Efforts were directed towards more charismatic and visually appealing birds that were easier to rally public support for. With limited resources and many bird species in peril, the Audubon societies prioritized species that were facing immediate and severe threats from the feather industry. By focusing on species whose plight was more visible and directly linked to human activities, the societies could demonstrate more tangible and immediate conservation successes.

Today, we have much more science behind how important a whole ecosystem approach to bird protections. Legislation and research goals have expanded to reflect this understanding, where even the representation of introduced species such as starlings can be studied and used to understand broader concepts. Though this bias against predatory species can still be seen in the way we favor certain birds at our bird feeders over others.

While we admire and even mythologize our owls and praise the role they play in balancing the rodent population, it can be harder to appreciate birds like Cooper’s hawks that predate on colorful songbirds at our bird feeders. Each bird still has an important role and incredible adaptations. We allow for this sensory experience at our classes at Avian Behavior International and our offsite programs, where audience can experience bird flight up close and see how silent owl flight works, witness the dynamic falcon flight, and watch a hawk make fast decisions in real time.

owl handling experience
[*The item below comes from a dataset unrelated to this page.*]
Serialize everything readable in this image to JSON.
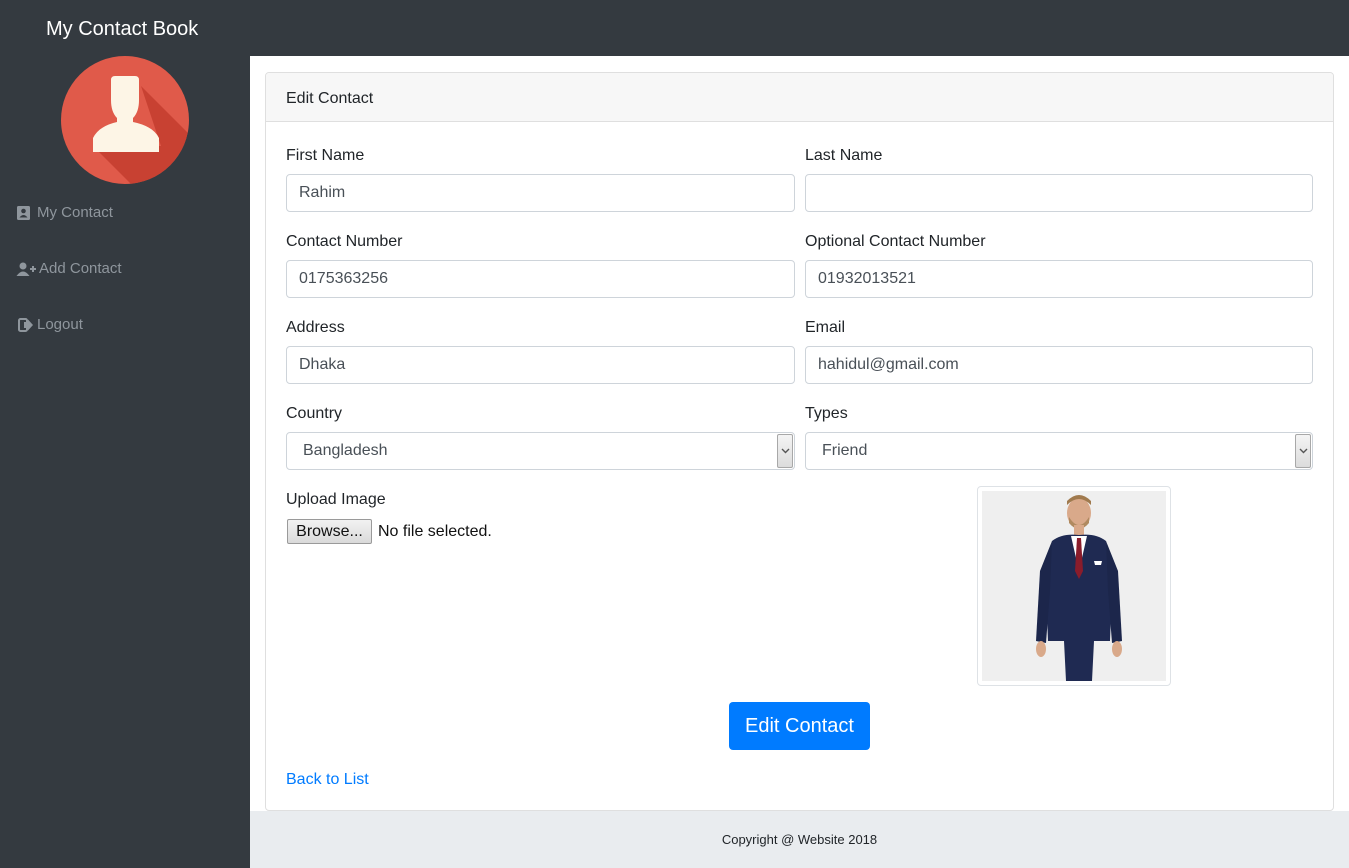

Lure tying for fly fishing lures using feathers has also become more sustainable. The push to use synthetic feathers has decreased the pressure on important bird species. However, there is still a black market that can have insidious impacts not just on birds but important science and history that has done irreparable harms. The book The Feather Thief is a great one for true crime-loving bird nerds.

Stealing specimens from museums, some of which have been collected and have unmatched data from centuries ago, has made the headlines. Feathers as well as the data about where the bird was found hold critical information about the environment and health of the bird and can be used and studied. When these go missing, we lose information that could help us save the birds alive today. You can learn more in This American Life’s Episode, The Feather Heist.

Feathers are incredibly cool. They make birds what they are, the link birds to dinosaurs, and they are fragile, strong, and multi-faceted. If you have found a feather and you aren’t sure what it is from, you can look it up at US Fish and Wildlife Feather Atlas

A handy guide is the Bird Feathers

We know the US can have some kooky laws and sometimes it seems overbearing, but the laws that protect birds come from a time when the birds that we take for granted in our pastures, our wetlands, our sloughs, and our backyards had no one to watch over them and much more habitat to hide in. They need all the help they can get!